It really is time to look again at the rates we all pay.
I am referring to both the business rate as well as our council taxes. For too long now it has been used to milk all of us without anyone being truly accountable. It is not fair and impacts disproportionately on the small business, as well as those on lower earnings and the less well off.
Year on year, all we ever see is inflation busting increases, never related to a business's earnings, profitability, or the individual's ability to pay.
Like the questionable practice of upwards-only rent increases, why do rates only ever rise?
Why are there so many inequalities within the current system?
Why are absent landlords able to skew local rateable values against all the other businesses?
Why are charity shops allowed to sell new goods, whilst at the same time attracting rebates at the whim of their local council, in direct and unfair competition to other local shops?
Why do we in the UK pay a far greater proportion in business rates than in other European countries?
Even small businesses based at home, are finding that the vast increases in their council taxes are having a detrimental impact on their ability to remain competitive.
It may even deter new start-ups and women entrepreneurs, whom our policy makers continually say they want more of.
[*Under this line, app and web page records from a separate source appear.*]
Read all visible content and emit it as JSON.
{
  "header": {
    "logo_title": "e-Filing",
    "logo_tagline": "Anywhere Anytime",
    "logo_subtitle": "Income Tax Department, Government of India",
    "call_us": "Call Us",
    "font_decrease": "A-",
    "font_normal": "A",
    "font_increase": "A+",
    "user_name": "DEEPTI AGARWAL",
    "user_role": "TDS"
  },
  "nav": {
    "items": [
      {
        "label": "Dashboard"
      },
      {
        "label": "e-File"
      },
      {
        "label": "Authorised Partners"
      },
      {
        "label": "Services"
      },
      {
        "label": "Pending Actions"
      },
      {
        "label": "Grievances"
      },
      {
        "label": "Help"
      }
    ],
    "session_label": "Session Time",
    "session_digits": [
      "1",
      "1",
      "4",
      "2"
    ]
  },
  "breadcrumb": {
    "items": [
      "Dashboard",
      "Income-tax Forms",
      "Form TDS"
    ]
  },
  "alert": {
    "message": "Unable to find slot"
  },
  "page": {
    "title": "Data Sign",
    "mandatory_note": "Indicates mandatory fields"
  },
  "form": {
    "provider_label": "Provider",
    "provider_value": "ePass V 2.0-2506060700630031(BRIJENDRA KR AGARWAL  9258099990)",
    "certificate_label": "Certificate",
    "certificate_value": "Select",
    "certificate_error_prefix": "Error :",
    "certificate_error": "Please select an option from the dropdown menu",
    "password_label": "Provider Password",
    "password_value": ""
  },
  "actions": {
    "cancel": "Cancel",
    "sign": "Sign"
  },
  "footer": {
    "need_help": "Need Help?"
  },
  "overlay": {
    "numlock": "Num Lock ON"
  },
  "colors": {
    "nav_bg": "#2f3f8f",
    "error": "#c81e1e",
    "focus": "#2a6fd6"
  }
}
They should remember that it is mainly these groups who work from their homes in the first place and who are a significant part of the revitalisation of communities.
Surely the time has come for a fundamental review of the whole nefarious system.
I have asked our local authorities why they cannot control their costs, why they do not keep increases within the rate of inflation and why they cannot reduce charges. The reponse is always that it is not a business matter.
This is a fallacy. In business we have to control our costs, to offer the customer what they want and to ensure that our employees and their families have a job to look forward to.
How different it is when you are spending someone else's money! Maybe, this time the Chancellor will look again at how these particular taxes have such a large and disproportionate impact on our small businesses, our employees and their families when he announces his Budget in two week's time.
* Mike Cherry is chairman of the West Midlands Policy Unit of the Federation of Small Businesses